“He said, ‘Dad, you’ll love it, they do it really well,’ ” says Blades, speaking from his home in Sonoma. “I think it’s a great idea. It’s about time somebody latched onto this notion. People will tell you all these hip bands they listened to in the 1980s, but you can guarantee they had Journey or Night Ranger on in their car.” He says he has no problem with the show’s hold-the-messages-but-keep-it-sexy approach: “Let ‘em bring that out. That’s what the times were like.”
Hanggi, whose long, luxuriant auburn ringlets are the closest thing to authentic hair-band coiffure in the rehearsal room, has theater degrees from UCLA and USC. She realizes that the mirror she holds up to the sexist and often homophobic 1980s world of heavy metal rock has to have lots of funhouse angles and curves to make it a worthy representation for 2006.
“I have to find a way to celebrate and embrace” the era’s lustful spirit, Hanggi says, “and yet have the women [characters] own it as women.” To do that, she says she won’t shy from showing women as they were typically seen on the Sunset Strip and on MTV, but she aims to puncture their rampant objectification with humorous exaggeration.
“We’re all smart enough now” to know that the sexist and homophobic aspects of ‘80s hard rock won’t fly any more, she adds. “But when we went to school everything was about political correctness, and there’s something really fun now about [revisiting] this era.”
“For the audience to not be uncomfortable, it has to be funny,” Bundy, the lead actress, says during a rehearsal break, when asked about playing a woman who is pathetically easy prey for a transparent rock ‘n’ roll Don Juan. “We’re playing that way -- exaggerated and humorous and kind of farcical. It’s letting the audience know that we are aware that it’s absolutely ridiculous.”
Besides being her first rock musical, Bundy says, “this is my first experience with lap dancing. I’ll admit that after seeing Demi Moore in ‘Striptease,’ I’ve always had a secret fantasy of wanting to do an amateur night at a strip club.”
Now she gets to do it for money, and keep her clothes on, however scanty the costume might turn out to be.
“I think that’s sufficient” to satisfy her stripper fantasy, Bundy says with a smile. “It’ll work just fine.”
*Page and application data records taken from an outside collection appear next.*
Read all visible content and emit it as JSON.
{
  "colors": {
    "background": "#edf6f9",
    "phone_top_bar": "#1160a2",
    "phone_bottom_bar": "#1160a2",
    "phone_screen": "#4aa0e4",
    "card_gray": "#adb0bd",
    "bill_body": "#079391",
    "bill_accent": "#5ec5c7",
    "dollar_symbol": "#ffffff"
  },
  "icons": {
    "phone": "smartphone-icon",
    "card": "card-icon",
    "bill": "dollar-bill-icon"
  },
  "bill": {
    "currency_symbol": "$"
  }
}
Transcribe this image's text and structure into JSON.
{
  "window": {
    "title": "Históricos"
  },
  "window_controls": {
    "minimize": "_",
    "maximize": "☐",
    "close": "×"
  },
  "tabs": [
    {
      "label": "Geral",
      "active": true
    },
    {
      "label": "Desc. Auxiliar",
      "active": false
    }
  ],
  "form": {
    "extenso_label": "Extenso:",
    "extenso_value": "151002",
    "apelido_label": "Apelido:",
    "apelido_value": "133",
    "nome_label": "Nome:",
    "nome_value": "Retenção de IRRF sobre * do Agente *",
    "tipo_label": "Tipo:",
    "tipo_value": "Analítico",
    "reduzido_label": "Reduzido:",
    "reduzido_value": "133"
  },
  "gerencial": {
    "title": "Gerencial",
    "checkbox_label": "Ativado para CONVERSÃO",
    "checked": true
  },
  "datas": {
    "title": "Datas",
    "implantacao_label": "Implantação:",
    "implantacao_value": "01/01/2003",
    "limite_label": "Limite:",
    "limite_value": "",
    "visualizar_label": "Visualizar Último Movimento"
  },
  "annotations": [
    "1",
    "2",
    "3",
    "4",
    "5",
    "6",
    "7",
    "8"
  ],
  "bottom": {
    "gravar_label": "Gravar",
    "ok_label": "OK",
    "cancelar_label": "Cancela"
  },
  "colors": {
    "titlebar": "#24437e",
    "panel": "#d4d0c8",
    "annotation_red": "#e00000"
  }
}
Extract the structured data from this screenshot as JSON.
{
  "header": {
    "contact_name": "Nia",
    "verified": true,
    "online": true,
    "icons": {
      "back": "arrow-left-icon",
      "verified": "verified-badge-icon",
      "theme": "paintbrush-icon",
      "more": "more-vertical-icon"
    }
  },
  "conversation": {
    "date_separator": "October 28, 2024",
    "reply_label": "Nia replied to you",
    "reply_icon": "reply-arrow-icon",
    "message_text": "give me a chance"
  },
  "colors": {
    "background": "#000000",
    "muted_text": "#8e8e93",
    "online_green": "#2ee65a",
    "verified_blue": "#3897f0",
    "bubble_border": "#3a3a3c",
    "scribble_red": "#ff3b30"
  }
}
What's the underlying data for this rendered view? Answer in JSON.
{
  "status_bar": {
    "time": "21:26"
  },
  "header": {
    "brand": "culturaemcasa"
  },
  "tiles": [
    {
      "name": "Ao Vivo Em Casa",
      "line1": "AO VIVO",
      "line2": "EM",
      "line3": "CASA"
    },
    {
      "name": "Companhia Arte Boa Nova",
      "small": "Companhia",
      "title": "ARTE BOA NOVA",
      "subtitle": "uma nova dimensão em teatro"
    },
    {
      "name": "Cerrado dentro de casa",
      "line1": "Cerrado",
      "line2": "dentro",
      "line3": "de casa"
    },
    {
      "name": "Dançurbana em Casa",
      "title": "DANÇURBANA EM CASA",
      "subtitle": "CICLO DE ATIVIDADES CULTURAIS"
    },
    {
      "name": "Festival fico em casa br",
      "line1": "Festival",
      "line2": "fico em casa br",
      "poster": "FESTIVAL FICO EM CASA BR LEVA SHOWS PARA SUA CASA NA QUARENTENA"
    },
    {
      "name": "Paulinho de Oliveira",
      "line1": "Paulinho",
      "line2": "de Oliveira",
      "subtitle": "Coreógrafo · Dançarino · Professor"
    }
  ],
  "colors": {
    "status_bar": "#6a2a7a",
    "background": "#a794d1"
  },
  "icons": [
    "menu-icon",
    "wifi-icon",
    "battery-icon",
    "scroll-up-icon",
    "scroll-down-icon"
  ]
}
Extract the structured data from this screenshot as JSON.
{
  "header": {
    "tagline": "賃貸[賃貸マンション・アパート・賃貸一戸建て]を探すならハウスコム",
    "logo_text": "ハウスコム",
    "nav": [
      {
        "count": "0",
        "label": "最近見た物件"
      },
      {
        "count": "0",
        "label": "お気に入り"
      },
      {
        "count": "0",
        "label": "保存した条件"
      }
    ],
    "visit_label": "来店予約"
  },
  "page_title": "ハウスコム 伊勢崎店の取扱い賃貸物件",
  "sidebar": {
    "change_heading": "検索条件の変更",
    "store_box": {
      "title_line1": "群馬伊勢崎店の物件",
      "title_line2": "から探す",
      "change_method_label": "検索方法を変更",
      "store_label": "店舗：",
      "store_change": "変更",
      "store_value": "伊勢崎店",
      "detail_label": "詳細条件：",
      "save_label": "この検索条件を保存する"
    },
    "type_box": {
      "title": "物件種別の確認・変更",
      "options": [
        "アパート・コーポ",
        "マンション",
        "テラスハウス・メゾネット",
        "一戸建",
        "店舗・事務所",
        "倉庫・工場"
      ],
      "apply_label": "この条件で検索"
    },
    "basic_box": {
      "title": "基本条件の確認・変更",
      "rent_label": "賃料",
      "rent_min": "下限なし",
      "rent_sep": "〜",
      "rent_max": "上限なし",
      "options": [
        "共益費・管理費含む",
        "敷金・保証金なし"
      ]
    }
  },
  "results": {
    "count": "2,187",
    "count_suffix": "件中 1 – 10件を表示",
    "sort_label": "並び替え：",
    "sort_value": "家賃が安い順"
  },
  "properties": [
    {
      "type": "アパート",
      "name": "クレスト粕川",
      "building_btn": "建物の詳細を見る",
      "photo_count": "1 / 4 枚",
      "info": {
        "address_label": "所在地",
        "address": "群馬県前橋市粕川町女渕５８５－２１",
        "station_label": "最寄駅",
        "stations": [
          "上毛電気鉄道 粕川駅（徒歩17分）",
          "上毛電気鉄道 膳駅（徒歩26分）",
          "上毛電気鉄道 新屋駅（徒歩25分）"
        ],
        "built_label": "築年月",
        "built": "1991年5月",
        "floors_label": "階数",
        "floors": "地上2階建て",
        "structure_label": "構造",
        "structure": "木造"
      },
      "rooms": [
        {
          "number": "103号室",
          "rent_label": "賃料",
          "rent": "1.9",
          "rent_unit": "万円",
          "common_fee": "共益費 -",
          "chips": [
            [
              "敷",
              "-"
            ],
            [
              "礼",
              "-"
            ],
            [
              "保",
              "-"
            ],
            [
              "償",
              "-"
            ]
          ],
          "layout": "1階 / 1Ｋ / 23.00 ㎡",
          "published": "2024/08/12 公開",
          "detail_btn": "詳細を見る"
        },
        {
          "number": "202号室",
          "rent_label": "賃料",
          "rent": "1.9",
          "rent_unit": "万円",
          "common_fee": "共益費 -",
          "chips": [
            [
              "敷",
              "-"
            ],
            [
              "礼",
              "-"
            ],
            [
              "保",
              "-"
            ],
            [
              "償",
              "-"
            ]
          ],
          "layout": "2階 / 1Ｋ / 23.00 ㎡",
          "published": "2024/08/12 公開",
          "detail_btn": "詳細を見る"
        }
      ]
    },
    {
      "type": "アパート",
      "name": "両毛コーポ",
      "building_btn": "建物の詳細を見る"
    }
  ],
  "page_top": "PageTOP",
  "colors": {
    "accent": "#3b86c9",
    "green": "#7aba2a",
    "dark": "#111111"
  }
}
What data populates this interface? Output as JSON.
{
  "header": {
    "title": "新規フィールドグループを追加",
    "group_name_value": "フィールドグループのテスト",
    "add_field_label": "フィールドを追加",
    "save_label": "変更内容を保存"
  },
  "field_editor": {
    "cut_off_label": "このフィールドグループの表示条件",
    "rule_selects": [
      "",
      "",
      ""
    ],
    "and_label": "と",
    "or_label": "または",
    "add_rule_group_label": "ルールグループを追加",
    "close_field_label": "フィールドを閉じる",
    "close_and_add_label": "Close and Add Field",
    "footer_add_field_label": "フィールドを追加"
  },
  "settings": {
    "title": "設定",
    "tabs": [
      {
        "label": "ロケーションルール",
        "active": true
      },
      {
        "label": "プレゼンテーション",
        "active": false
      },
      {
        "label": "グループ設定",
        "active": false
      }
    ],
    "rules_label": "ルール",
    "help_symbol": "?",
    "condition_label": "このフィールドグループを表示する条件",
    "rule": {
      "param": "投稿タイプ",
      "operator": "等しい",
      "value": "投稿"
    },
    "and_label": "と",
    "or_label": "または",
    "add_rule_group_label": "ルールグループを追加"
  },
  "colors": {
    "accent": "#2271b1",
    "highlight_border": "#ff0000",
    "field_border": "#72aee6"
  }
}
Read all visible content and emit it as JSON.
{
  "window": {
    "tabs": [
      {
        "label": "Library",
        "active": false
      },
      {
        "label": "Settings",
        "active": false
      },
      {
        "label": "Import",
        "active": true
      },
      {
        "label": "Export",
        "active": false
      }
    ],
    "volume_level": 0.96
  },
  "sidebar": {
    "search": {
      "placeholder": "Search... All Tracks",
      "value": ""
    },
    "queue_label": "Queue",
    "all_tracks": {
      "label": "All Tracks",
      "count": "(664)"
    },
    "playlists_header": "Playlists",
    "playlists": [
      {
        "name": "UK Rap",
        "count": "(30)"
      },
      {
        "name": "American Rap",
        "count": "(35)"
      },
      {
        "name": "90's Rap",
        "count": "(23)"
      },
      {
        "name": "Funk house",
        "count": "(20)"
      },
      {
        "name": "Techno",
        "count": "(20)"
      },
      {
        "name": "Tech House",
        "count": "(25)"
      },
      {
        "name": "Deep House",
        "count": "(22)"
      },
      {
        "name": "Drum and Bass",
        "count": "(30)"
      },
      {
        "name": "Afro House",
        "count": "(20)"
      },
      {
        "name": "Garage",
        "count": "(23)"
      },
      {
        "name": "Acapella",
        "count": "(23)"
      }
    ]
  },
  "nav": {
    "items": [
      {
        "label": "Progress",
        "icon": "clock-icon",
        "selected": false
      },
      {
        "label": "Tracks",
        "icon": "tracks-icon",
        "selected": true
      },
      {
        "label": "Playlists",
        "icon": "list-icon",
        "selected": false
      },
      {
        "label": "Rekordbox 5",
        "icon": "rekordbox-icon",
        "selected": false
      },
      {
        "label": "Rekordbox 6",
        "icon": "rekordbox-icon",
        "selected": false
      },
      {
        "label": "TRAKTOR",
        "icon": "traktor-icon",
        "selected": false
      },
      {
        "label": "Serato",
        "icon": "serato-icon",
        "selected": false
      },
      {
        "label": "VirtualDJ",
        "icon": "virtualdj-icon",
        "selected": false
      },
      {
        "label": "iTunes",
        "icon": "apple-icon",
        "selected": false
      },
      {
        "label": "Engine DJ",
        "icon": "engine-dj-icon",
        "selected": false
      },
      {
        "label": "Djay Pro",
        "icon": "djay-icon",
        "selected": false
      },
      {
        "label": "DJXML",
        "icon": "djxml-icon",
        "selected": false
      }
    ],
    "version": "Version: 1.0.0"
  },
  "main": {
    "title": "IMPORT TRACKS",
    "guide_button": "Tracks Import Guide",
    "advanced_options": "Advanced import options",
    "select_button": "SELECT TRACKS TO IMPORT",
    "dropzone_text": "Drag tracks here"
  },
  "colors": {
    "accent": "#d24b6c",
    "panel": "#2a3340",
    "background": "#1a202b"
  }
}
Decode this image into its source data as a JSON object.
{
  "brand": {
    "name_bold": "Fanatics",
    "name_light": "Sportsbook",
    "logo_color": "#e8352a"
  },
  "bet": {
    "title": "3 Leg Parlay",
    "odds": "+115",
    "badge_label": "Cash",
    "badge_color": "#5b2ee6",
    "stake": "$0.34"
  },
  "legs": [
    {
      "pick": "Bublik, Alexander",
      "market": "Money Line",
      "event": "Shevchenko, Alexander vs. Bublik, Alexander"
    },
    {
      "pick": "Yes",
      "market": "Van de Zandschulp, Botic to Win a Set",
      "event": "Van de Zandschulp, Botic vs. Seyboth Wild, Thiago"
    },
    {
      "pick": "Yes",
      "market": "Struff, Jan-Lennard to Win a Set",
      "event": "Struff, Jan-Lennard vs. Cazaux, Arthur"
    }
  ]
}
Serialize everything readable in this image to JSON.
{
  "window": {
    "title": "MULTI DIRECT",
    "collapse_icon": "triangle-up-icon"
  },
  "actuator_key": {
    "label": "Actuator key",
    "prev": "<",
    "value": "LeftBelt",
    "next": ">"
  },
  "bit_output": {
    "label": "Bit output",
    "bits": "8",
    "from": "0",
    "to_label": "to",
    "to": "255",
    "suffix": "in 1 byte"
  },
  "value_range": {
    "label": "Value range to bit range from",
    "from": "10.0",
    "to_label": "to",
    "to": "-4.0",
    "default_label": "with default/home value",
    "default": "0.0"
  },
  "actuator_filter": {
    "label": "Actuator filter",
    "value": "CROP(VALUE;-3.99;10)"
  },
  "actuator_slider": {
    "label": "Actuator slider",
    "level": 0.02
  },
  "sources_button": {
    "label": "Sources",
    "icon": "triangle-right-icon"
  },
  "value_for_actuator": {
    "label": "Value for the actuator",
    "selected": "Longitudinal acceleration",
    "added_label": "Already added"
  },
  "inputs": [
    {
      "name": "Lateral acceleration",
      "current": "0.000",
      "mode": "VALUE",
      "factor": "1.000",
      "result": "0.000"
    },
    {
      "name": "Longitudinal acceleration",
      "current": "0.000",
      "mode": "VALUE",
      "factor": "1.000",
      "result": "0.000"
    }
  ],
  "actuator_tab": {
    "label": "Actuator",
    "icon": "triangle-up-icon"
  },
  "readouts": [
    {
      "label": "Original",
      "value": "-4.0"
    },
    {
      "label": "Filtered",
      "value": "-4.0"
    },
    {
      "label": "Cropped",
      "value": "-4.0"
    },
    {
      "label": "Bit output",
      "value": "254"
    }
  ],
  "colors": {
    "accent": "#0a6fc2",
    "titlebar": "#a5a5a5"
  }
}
‘Rock of Ages’
Where: Vanguard, 6021 Hollywood Blvd.
When: 8 p.m. Thursdays and Saturdays,
7 p.m. Fridays.
Ends: Feb. 18
Price: $34.50 to $45.
Contact: (800) 595-4849 or www.rockofagesmusical.com.